[[ INFORMATION PROVIDED open ]]

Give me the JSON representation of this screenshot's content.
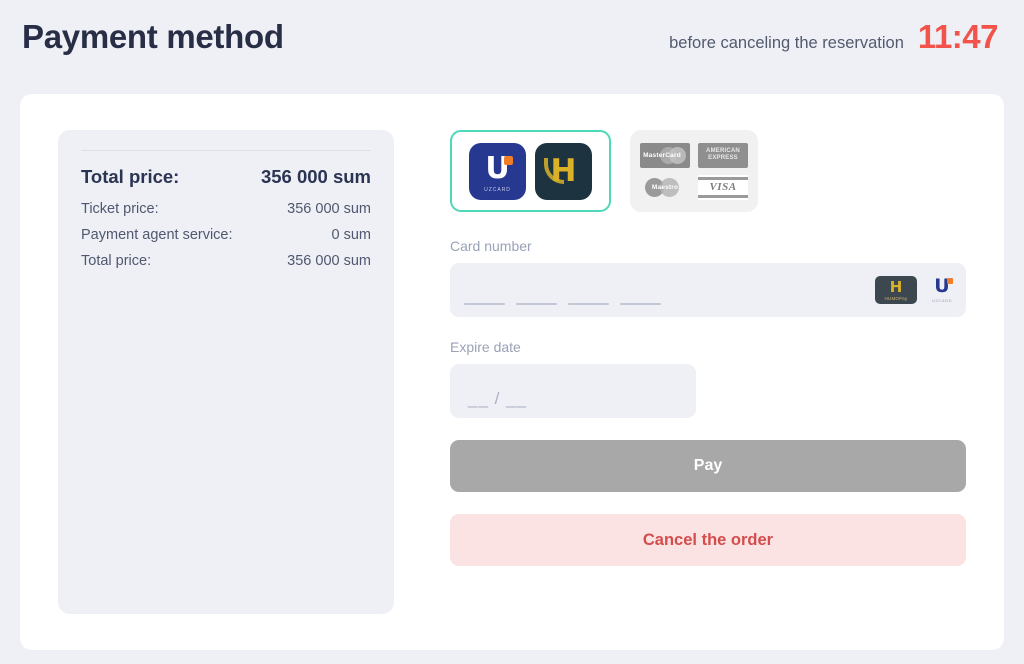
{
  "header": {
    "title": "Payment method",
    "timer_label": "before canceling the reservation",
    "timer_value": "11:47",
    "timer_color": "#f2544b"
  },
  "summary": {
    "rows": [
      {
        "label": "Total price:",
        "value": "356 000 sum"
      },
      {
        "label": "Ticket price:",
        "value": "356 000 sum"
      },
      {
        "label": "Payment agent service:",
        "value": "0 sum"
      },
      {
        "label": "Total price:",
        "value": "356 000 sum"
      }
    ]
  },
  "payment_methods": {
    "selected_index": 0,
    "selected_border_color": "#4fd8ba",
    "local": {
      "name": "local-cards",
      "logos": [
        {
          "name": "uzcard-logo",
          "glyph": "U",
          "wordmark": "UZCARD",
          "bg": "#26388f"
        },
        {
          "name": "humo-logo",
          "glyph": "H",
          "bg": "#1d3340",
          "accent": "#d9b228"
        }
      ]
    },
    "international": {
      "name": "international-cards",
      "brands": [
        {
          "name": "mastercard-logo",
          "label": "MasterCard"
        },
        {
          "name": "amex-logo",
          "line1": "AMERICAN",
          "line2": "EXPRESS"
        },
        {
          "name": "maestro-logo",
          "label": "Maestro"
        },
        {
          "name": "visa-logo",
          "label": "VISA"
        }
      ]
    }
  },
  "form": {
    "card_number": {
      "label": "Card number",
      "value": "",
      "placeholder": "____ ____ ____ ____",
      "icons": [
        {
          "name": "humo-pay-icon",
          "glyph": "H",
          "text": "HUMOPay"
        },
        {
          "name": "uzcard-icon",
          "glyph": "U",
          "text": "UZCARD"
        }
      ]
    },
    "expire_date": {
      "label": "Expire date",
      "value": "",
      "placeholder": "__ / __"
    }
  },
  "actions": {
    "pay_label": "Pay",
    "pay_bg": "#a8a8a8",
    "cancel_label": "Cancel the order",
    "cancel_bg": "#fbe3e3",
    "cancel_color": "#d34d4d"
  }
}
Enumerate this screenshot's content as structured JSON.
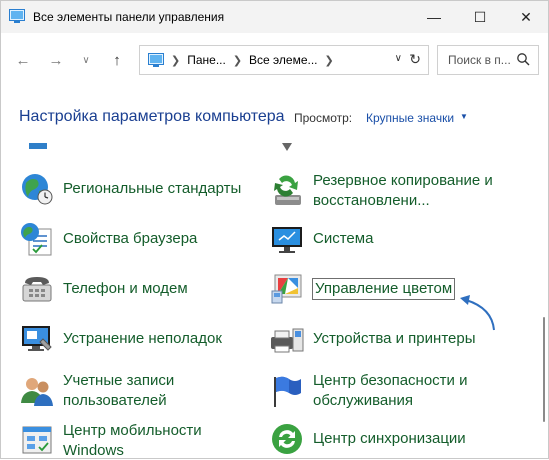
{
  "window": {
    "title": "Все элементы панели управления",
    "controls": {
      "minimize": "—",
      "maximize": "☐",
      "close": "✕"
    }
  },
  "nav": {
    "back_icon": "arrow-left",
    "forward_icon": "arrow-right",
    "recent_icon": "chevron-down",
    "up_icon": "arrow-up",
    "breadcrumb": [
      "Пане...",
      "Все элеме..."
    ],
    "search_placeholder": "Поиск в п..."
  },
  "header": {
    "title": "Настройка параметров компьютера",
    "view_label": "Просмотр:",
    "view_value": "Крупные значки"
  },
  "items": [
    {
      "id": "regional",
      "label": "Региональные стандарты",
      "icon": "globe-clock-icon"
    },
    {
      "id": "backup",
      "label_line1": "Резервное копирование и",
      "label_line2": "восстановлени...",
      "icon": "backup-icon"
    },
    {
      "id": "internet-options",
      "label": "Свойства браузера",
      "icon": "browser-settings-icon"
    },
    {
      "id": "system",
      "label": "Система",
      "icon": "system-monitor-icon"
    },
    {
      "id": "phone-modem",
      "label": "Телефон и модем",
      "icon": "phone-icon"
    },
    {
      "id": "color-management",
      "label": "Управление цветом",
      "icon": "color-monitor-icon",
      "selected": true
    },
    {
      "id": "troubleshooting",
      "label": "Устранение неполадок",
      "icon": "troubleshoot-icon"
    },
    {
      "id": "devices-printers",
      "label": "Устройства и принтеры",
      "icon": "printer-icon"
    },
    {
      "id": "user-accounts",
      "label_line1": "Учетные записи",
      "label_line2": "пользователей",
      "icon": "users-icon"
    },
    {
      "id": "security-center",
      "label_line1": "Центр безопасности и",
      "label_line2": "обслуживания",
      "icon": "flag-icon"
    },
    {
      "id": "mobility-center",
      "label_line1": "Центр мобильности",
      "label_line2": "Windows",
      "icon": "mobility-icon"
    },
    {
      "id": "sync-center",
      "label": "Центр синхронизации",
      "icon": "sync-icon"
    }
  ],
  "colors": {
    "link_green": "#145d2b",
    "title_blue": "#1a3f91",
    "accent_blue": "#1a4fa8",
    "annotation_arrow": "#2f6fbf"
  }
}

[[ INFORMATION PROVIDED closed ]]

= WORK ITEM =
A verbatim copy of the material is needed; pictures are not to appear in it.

= COMPLETED TASK =
Give me the JSON representation of this screenshot's content.
{
  "header": {
    "title": "Payment method",
    "timer_label": "before canceling the reservation",
    "timer_value": "11:47",
    "timer_color": "#f2544b"
  },
  "summary": {
    "rows": [
      {
        "label": "Total price:",
        "value": "356 000 sum"
      },
      {
        "label": "Ticket price:",
        "value": "356 000 sum"
      },
      {
        "label": "Payment agent service:",
        "value": "0 sum"
      },
      {
        "label": "Total price:",
        "value": "356 000 sum"
      }
    ]
  },
  "payment_methods": {
    "selected_index": 0,
    "selected_border_color": "#4fd8ba",
    "local": {
      "name": "local-cards",
      "logos": [
        {
          "name": "uzcard-logo",
          "glyph": "U",
          "wordmark": "UZCARD",
          "bg": "#26388f"
        },
        {
          "name": "humo-logo",
          "glyph": "H",
          "bg": "#1d3340",
          "accent": "#d9b228"
        }
      ]
    },
    "international": {
      "name": "international-cards",
      "brands": [
        {
          "name": "mastercard-logo",
          "label": "MasterCard"
        },
        {
          "name": "amex-logo",
          "line1": "AMERICAN",
          "line2": "EXPRESS"
        },
        {
          "name": "maestro-logo",
          "label": "Maestro"
        },
        {
          "name": "visa-logo",
          "label": "VISA"
        }
      ]
    }
  },
  "form": {
    "card_number": {
      "label": "Card number",
      "value": "",
      "placeholder": "____ ____ ____ ____",
      "icons": [
        {
          "name": "humo-pay-icon",
          "glyph": "H",
          "text": "HUMOPay"
        },
        {
          "name": "uzcard-icon",
          "glyph": "U",
          "text": "UZCARD"
        }
      ]
    },
    "expire_date": {
      "label": "Expire date",
      "value": "",
      "placeholder": "__ / __"
    }
  },
  "actions": {
    "pay_label": "Pay",
    "pay_bg": "#a8a8a8",
    "cancel_label": "Cancel the order",
    "cancel_bg": "#fbe3e3",
    "cancel_color": "#d34d4d"
  }
}
Enumerate this screenshot's content as structured JSON.
{
  "window": {
    "title": "Все элементы панели управления",
    "controls": {
      "minimize": "—",
      "maximize": "☐",
      "close": "✕"
    }
  },
  "nav": {
    "back_icon": "arrow-left",
    "forward_icon": "arrow-right",
    "recent_icon": "chevron-down",
    "up_icon": "arrow-up",
    "breadcrumb": [
      "Пане...",
      "Все элеме..."
    ],
    "search_placeholder": "Поиск в п..."
  },
  "header": {
    "title": "Настройка параметров компьютера",
    "view_label": "Просмотр:",
    "view_value": "Крупные значки"
  },
  "items": [
    {
      "id": "regional",
      "label": "Региональные стандарты",
      "icon": "globe-clock-icon"
    },
    {
      "id": "backup",
      "label_line1": "Резервное копирование и",
      "label_line2": "восстановлени...",
      "icon": "backup-icon"
    },
    {
      "id": "internet-options",
      "label": "Свойства браузера",
      "icon": "browser-settings-icon"
    },
    {
      "id": "system",
      "label": "Система",
      "icon": "system-monitor-icon"
    },
    {
      "id": "phone-modem",
      "label": "Телефон и модем",
      "icon": "phone-icon"
    },
    {
      "id": "color-management",
      "label": "Управление цветом",
      "icon": "color-monitor-icon",
      "selected": true
    },
    {
      "id": "troubleshooting",
      "label": "Устранение неполадок",
      "icon": "troubleshoot-icon"
    },
    {
      "id": "devices-printers",
      "label": "Устройства и принтеры",
      "icon": "printer-icon"
    },
    {
      "id": "user-accounts",
      "label_line1": "Учетные записи",
      "label_line2": "пользователей",
      "icon": "users-icon"
    },
    {
      "id": "security-center",
      "label_line1": "Центр безопасности и",
      "label_line2": "обслуживания",
      "icon": "flag-icon"
    },
    {
      "id": "mobility-center",
      "label_line1": "Центр мобильности",
      "label_line2": "Windows",
      "icon": "mobility-icon"
    },
    {
      "id": "sync-center",
      "label": "Центр синхронизации",
      "icon": "sync-icon"
    }
  ],
  "colors": {
    "link_green": "#145d2b",
    "title_blue": "#1a3f91",
    "accent_blue": "#1a4fa8",
    "annotation_arrow": "#2f6fbf"
  }
}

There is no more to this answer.